# resistivity

Resistivity is a measure of the ability of an electric
conductor to resist the flow of an current.
Also known as **specific resistance**, it is given by the formula *ρ* = *AR */ *l*, where *ρ* (rho) is the
resistivity, *A* is the cross-sectional area of the conductor, *l* is its length, and *R* is its resistance in ohms. resistivity usually increases
with rising temperature. Its SI unit is
the ohm-meter.

Ohm's law states that the ratio of the voltage between the ends of an electrical conductor to the current flowing through it is a constant. For a given conductor this constant is called the resistance. In other words, voltage / current = resistance. The resistance is an indication of how much opposition the flow of electrons meets in its attempt to pass through the conductor.

Materials which conduct electricity may be classified as good conductors if they offer a low resistance, and bad conductors if they offer a high resistance. Copper, for example, is used for almost all electrical wiring because it is a good conductor. However, a copper wire can have a very high resistance, perhaps a million ohms, if it is made long enough and thin enough. This does not mean that copper is a bad conductor; it simply means that when considering resistance, the dimensions of the conductor must be taken into account as well as the material from which it is made.

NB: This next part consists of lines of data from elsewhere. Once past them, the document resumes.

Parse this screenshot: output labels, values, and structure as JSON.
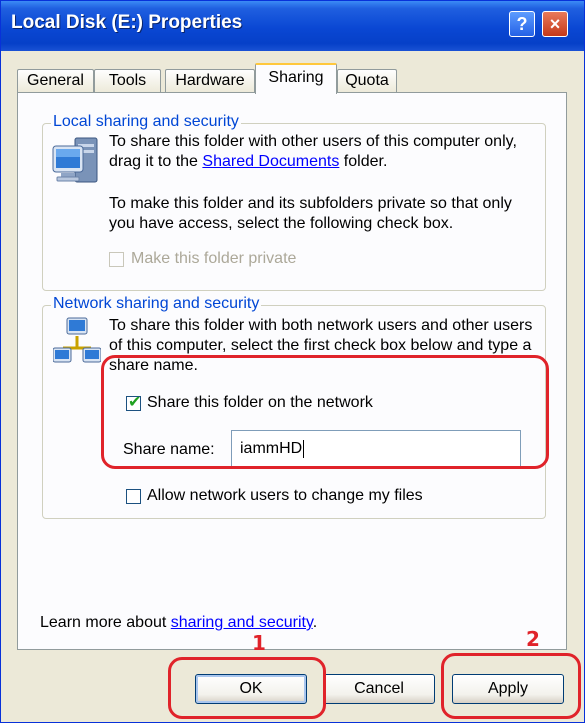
{
  "window": {
    "title": "Local Disk (E:) Properties",
    "help_glyph": "?",
    "close_glyph": "×"
  },
  "tabs": [
    {
      "label": "General"
    },
    {
      "label": "Tools"
    },
    {
      "label": "Hardware"
    },
    {
      "label": "Sharing",
      "active": true
    },
    {
      "label": "Quota"
    }
  ],
  "local": {
    "legend": "Local sharing and security",
    "text1_prefix": "To share this folder with other users of this computer only, drag it to the ",
    "text1_link": "Shared Documents",
    "text1_suffix": " folder.",
    "text2": "To make this folder and its subfolders private so that only you have access, select the following check box.",
    "private_checkbox_label": "Make this folder private",
    "private_checked": false
  },
  "network": {
    "legend": "Network sharing and security",
    "text": "To share this folder with both network users and other users of this computer, select the first check box below and type a share name.",
    "share_checkbox_label": "Share this folder on the network",
    "share_checked": true,
    "share_name_label": "Share name:",
    "share_name_value": "iammHD",
    "allow_checkbox_label": "Allow network users to change my files",
    "allow_checked": false
  },
  "learn_more": {
    "prefix": "Learn more about ",
    "link": "sharing and security",
    "suffix": "."
  },
  "buttons": {
    "ok": "OK",
    "cancel": "Cancel",
    "apply": "Apply"
  },
  "annotations": {
    "ok_number": "1",
    "apply_number": "2",
    "color": "#e0232a"
  },
  "icons": {
    "title_help": "help-icon",
    "title_close": "close-icon",
    "local": "computer-icon",
    "network": "network-computers-icon",
    "check": "checkmark-icon"
  }
}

If the flow of electrons through a conductor is compared with the flow of water through a pipe, it is fairly easy to see that just as a long pipe offers a greater opposition to the water than does a short pipe, so a long wire offers a greater resistance to the electrons than does a short wire. Similarly, just as a wide pipe offers less opposition to the water than does a narrow pipe, so a thick wire offers less resistance to the electrons than does a thin wire. The longer the wire, the greater is its resistance; the thicker the wire the smaller is its resistance.

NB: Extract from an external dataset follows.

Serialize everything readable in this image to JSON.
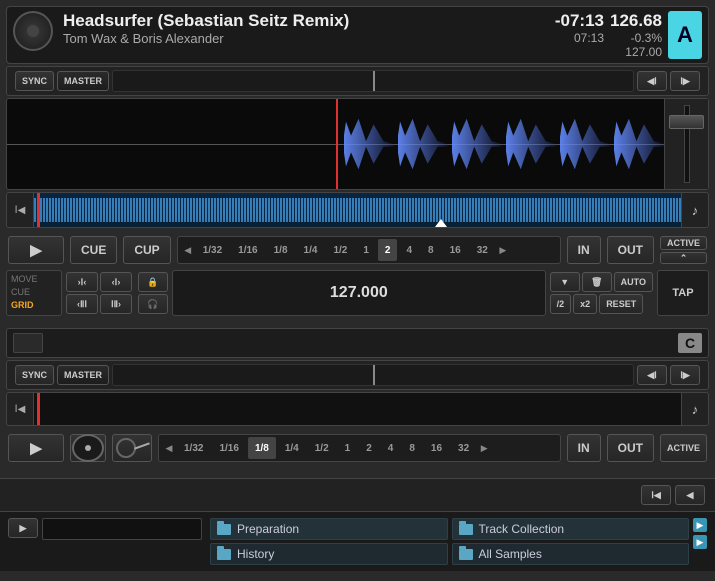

For any wire the resistance *R* (measured in ohms), is related to
the length *l* (measured in meters), and the area of cross-section *A* (measured in square meters), by the equation *R* = *ρl */ *A*,
where *ρ*, the resistivity or specific resistance, is a number
that depends on the material of which the wire is made. In the case of copper,
for example, *ρ* = 0.0000000178 ohm-meters (1.78 × 10^{–8} ohm-meters) at room temperature. For silver, *ρ* = 1.63 × 10^{–8} ohm-meters, so the resistivity
of silver is less than that of copper, and silver is therefore a better
conductor than copper. The resistivity of a material is quite independent
of the dimensions of whatever specimen of the material is being considered.

To find the resistivity of a specimen, say a wire, it is necessary to measure
its resistance, its length, and its cross-sectional area, so that *ρ* can be found from the equation just given. The resistance can be measured
by means of a Wheatstone bridge.
Since wires are nearly always circular in cross-section, the cross-sectional
area can be found by measuring the diameter of the wire with a micrometer
screw gauge. Half the diameter is the radius *r*, and the area of
cross-section is given by the formula *πr*^{2}.